“Consider the implications,” Pagliari and Bollinger wrote in their paper. “Investors could have increased the leverage on their core portfolios from approximately 22 percent to somewhere between 55 percent and 65 percent, and they would have outperformed the net returns of the value-added and opportunistic funds by approximately 300 bps per year while incurring the same level of volatility.”

Value-added funds charge investors about three times more in fees than core real estate funds, according to their research. Opportunistic funds are even more expensive, raking in about four times more in fees than core real-estate funds.

Joseph Azelby, head of real estate and private markets at UBS Group’s asset management unit, noted at a media briefing in June that pensions have been shifting a portion of their core real estate holdings to properties under development or renovation. He flagged these riskier bets as a potential concern because pension managers had similarly stretched for yield in the runup to the 2008 financial crisis.

During the phone interview, Bollinger said it’s not easy to change the behavior of pensions despite “overwhelming” data showing it would make “economic sense” to add leverage to core funds instead of paying for riskier, private real estate. Having approached risk-taking in the sector in the same way for years, pension fund managers may be reluctant to venture outside their “comfort zone,” he suggested.

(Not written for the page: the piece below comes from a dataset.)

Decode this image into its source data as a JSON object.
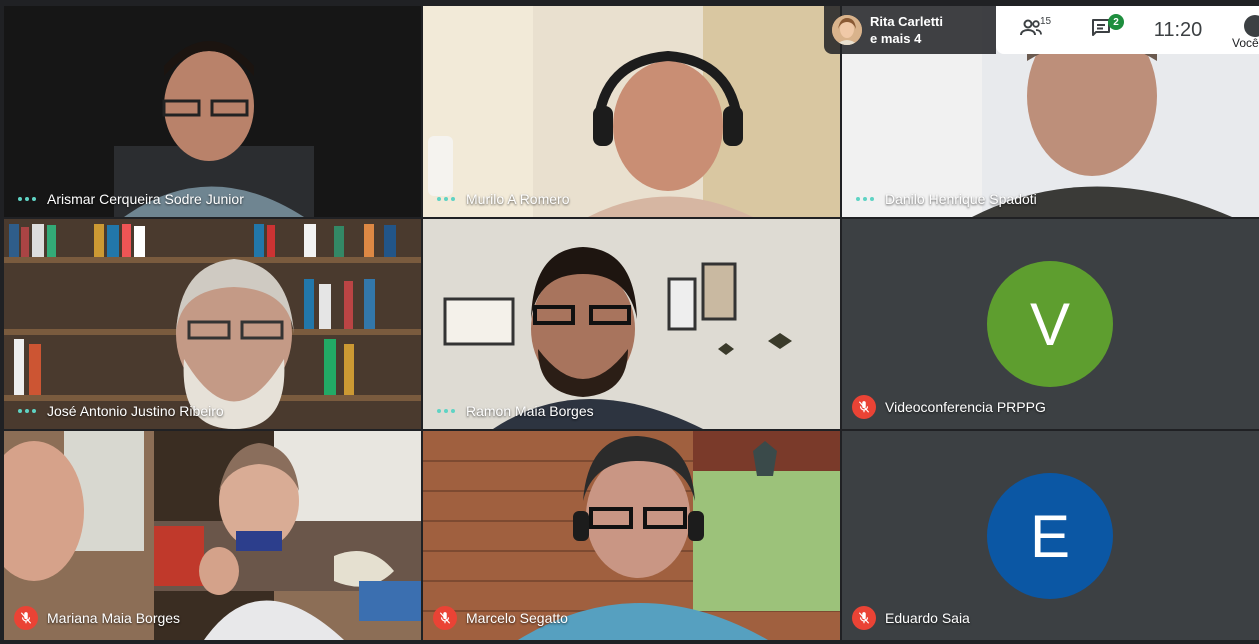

Pagliari also finds it puzzling that investors wouldn’t want more leverage on core assets and less on riskier properties that aren’t fully leased or require development.

“That’s a bit of a mystery,” he said by phone. “It’s backwards.”
I've already discussed how investors are taking on riskier real estate bets and this new study confirms what I've long suspected, namely, value added and opportunistic real estate funds aren't better than core real estate once you adjust for fees and risk but I doubt anyone in Pension Land is taking notice.

Below, the CalSTRS Investment Committee meetings from the September board meeting. Take the time to watch these clips, they are packed with detailed information.CalSTRS CIO, Chris Ailman, talks in the third clip below, well worth listening to his insights.